:: ABOUT THIS EXERCISE ::
Each entry should be set down again verbatim, with the images omitted.

[Opening DATA PROVIDED section]

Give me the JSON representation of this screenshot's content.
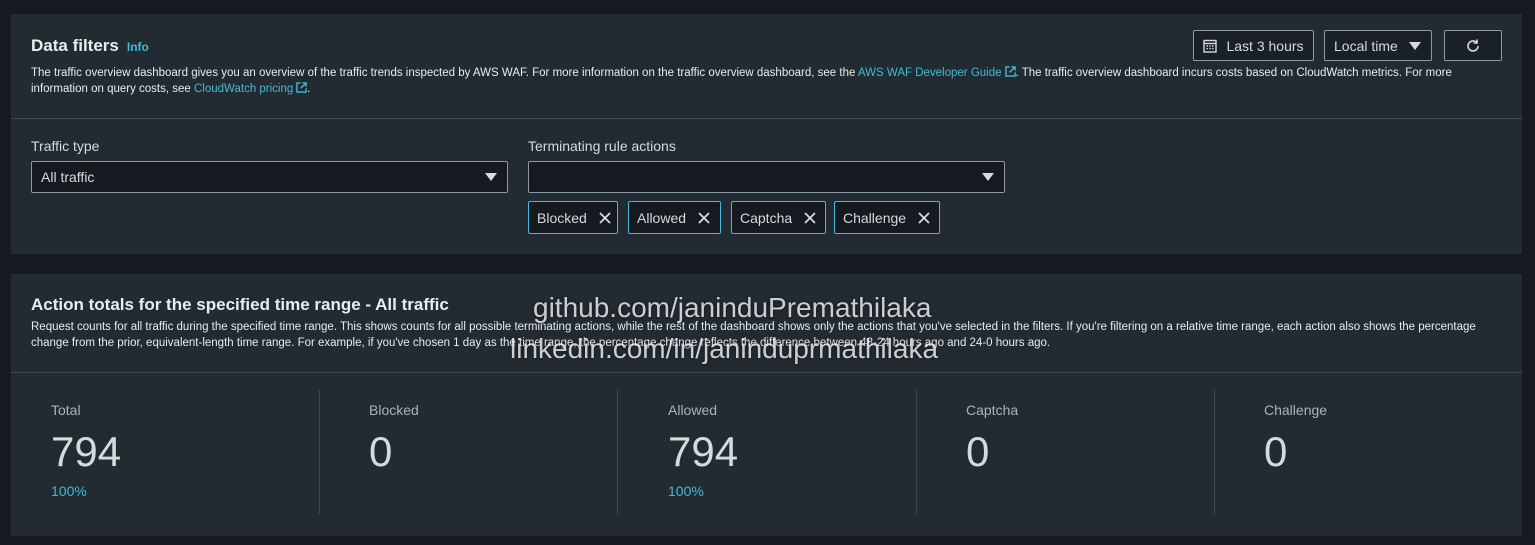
{
  "filters": {
    "title": "Data filters",
    "info": "Info",
    "desc_pre": "The traffic overview dashboard gives you an overview of the traffic trends inspected by AWS WAF. For more information on the traffic overview dashboard, see the ",
    "guide_link": "AWS WAF Developer Guide",
    "desc_mid": ". The traffic overview dashboard incurs costs based on CloudWatch metrics. For more information on query costs, see ",
    "pricing_link": "CloudWatch pricing",
    "desc_post": ".",
    "time_range": "Last 3 hours",
    "timezone": "Local time",
    "traffic_type_label": "Traffic type",
    "traffic_type_value": "All traffic",
    "rule_actions_label": "Terminating rule actions",
    "rule_actions_value": "",
    "tokens": [
      "Blocked",
      "Allowed",
      "Captcha",
      "Challenge"
    ]
  },
  "totals": {
    "title": "Action totals for the specified time range - All traffic",
    "desc": "Request counts for all traffic during the specified time range. This shows counts for all possible terminating actions, while the rest of the dashboard shows only the actions that you've selected in the filters. If you're filtering on a relative time range, each action also shows the percentage change from the prior, equivalent-length time range. For example, if you've chosen 1 day as the time range, the percentage change reflects the difference between 48-24 hours ago and 24-0 hours ago.",
    "stats": [
      {
        "label": "Total",
        "value": "794",
        "pct": "100%"
      },
      {
        "label": "Blocked",
        "value": "0",
        "pct": ""
      },
      {
        "label": "Allowed",
        "value": "794",
        "pct": "100%"
      },
      {
        "label": "Captcha",
        "value": "0",
        "pct": ""
      },
      {
        "label": "Challenge",
        "value": "0",
        "pct": ""
      }
    ]
  },
  "watermark": {
    "line1": "github.com/janinduPremathilaka",
    "line2": "linkedin.com/in/janinduprmathilaka"
  },
  "colors": {
    "accent": "#44b9d6",
    "panel": "#232b32",
    "background": "#16191f"
  },
  "icons": {
    "calendar": "calendar-icon",
    "refresh": "refresh-icon",
    "external": "external-link-icon",
    "dismiss": "close-icon"
  }
}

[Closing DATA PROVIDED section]

:: WRITTEN RESPONSE ::
Give me the JSON representation of this screenshot's content.
{
  "filters": {
    "title": "Data filters",
    "info": "Info",
    "desc_pre": "The traffic overview dashboard gives you an overview of the traffic trends inspected by AWS WAF. For more information on the traffic overview dashboard, see the ",
    "guide_link": "AWS WAF Developer Guide",
    "desc_mid": ". The traffic overview dashboard incurs costs based on CloudWatch metrics. For more information on query costs, see ",
    "pricing_link": "CloudWatch pricing",
    "desc_post": ".",
    "time_range": "Last 3 hours",
    "timezone": "Local time",
    "traffic_type_label": "Traffic type",
    "traffic_type_value": "All traffic",
    "rule_actions_label": "Terminating rule actions",
    "rule_actions_value": "",
    "tokens": [
      "Blocked",
      "Allowed",
      "Captcha",
      "Challenge"
    ]
  },
  "totals": {
    "title": "Action totals for the specified time range - All traffic",
    "desc": "Request counts for all traffic during the specified time range. This shows counts for all possible terminating actions, while the rest of the dashboard shows only the actions that you've selected in the filters. If you're filtering on a relative time range, each action also shows the percentage change from the prior, equivalent-length time range. For example, if you've chosen 1 day as the time range, the percentage change reflects the difference between 48-24 hours ago and 24-0 hours ago.",
    "stats": [
      {
        "label": "Total",
        "value": "794",
        "pct": "100%"
      },
      {
        "label": "Blocked",
        "value": "0",
        "pct": ""
      },
      {
        "label": "Allowed",
        "value": "794",
        "pct": "100%"
      },
      {
        "label": "Captcha",
        "value": "0",
        "pct": ""
      },
      {
        "label": "Challenge",
        "value": "0",
        "pct": ""
      }
    ]
  },
  "watermark": {
    "line1": "github.com/janinduPremathilaka",
    "line2": "linkedin.com/in/janinduprmathilaka"
  },
  "colors": {
    "accent": "#44b9d6",
    "panel": "#232b32",
    "background": "#16191f"
  },
  "icons": {
    "calendar": "calendar-icon",
    "refresh": "refresh-icon",
    "external": "external-link-icon",
    "dismiss": "close-icon"
  }
}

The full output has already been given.